-------- Material shown
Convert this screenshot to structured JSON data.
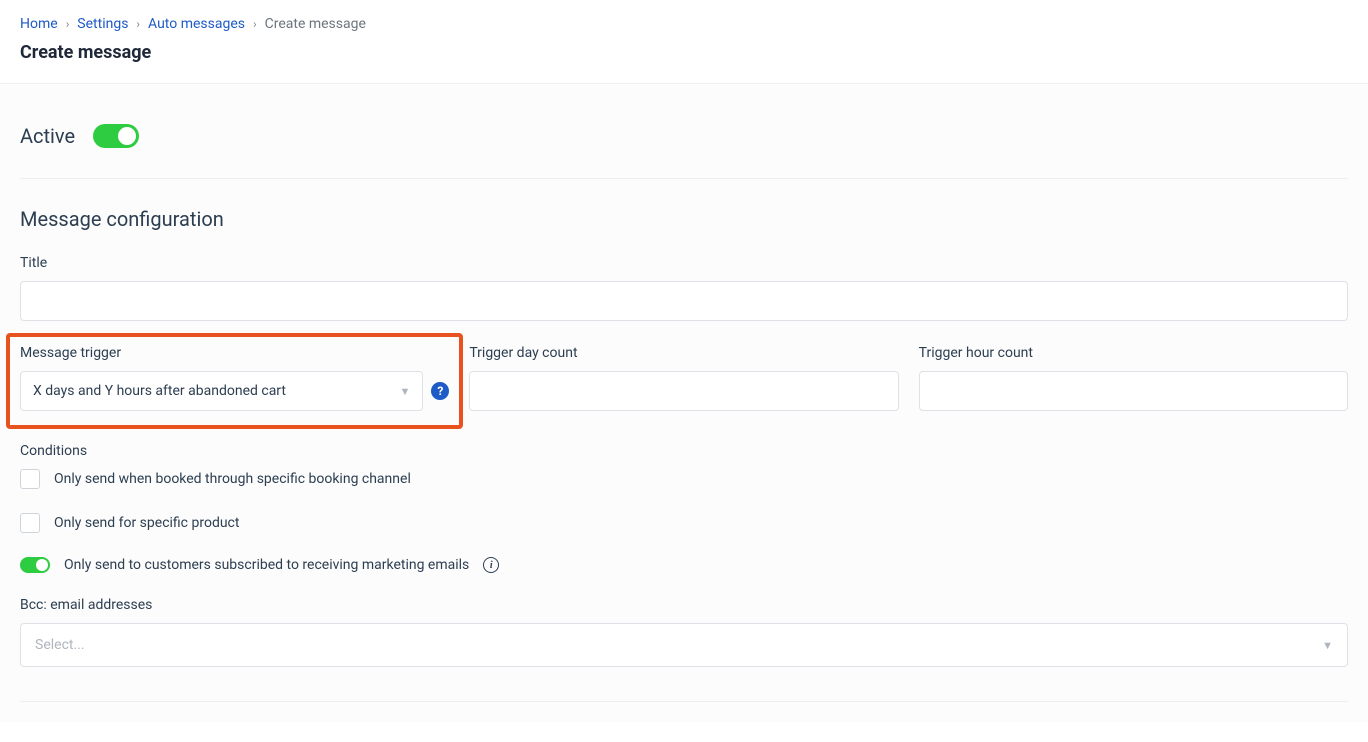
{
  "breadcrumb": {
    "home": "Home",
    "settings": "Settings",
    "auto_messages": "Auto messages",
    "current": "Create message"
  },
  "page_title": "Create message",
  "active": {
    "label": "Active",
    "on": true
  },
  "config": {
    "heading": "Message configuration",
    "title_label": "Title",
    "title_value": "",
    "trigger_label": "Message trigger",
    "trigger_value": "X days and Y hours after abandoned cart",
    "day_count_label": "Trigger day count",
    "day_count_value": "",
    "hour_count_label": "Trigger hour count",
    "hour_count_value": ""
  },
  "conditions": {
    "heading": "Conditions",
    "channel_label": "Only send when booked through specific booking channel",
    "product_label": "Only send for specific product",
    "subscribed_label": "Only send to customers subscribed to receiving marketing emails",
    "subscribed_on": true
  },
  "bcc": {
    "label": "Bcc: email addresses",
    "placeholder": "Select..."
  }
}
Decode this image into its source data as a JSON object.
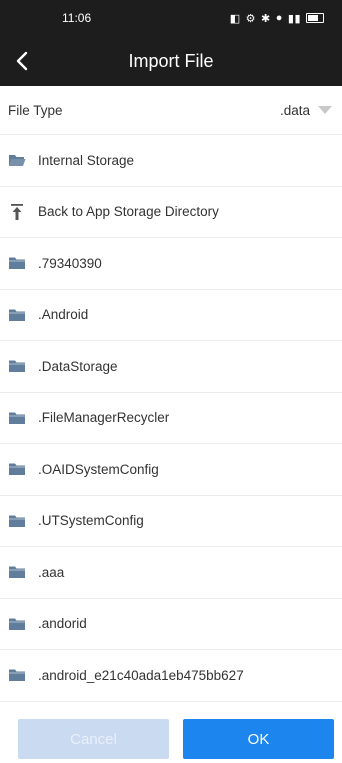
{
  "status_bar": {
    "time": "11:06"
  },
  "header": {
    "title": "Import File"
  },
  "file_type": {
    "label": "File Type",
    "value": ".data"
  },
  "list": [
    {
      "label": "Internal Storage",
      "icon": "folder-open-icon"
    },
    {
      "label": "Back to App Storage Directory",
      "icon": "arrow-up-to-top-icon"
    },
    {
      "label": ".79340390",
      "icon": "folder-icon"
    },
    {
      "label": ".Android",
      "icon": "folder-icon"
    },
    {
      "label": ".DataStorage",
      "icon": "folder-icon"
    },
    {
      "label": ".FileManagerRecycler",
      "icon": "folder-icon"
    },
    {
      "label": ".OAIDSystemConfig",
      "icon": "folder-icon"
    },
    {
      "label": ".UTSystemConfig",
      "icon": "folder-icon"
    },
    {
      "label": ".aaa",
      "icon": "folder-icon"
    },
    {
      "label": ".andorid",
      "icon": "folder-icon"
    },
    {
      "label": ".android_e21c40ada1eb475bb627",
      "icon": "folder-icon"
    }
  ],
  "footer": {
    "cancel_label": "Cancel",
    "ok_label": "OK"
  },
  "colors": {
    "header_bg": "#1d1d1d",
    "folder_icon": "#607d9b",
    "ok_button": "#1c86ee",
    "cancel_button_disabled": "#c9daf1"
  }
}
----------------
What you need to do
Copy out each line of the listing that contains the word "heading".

Written solution
    "heading": "Message configuration",
    "heading": "Conditions",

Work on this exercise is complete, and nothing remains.